Read through the listing and copy every line that contains the word "icon".

----

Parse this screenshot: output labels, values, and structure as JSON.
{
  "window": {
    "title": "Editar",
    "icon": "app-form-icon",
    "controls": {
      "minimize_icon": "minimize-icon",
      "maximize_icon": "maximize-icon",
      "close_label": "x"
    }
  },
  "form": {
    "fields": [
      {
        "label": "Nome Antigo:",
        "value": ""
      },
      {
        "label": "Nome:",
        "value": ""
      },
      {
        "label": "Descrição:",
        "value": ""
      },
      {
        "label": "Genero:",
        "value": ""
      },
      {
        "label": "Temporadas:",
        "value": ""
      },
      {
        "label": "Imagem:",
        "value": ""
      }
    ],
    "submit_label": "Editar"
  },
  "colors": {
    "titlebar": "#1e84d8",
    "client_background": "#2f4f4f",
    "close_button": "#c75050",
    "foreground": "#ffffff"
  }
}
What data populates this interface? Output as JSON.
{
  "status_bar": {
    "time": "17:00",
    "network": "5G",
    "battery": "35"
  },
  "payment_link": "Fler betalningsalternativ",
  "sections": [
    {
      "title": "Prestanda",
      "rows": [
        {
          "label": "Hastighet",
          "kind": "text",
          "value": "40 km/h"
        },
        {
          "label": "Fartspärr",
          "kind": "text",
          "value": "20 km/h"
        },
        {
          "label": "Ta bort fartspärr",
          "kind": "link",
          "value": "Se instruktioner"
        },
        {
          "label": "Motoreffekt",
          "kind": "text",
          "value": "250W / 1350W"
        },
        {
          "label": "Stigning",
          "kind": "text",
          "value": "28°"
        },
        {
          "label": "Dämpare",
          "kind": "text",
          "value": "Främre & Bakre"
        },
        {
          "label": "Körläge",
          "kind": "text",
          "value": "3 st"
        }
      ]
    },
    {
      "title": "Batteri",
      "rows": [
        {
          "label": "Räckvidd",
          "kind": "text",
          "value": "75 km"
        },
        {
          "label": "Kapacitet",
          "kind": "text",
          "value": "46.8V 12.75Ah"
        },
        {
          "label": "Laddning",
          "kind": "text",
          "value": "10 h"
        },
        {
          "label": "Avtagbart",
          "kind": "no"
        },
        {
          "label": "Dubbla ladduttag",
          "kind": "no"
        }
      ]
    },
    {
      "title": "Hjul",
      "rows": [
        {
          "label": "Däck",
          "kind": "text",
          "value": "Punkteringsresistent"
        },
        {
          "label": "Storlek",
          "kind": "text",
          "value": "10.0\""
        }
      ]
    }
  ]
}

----

▸ **Your response**:
    "icon": "app-form-icon",
      "minimize_icon": "minimize-icon",
      "maximize_icon": "maximize-icon",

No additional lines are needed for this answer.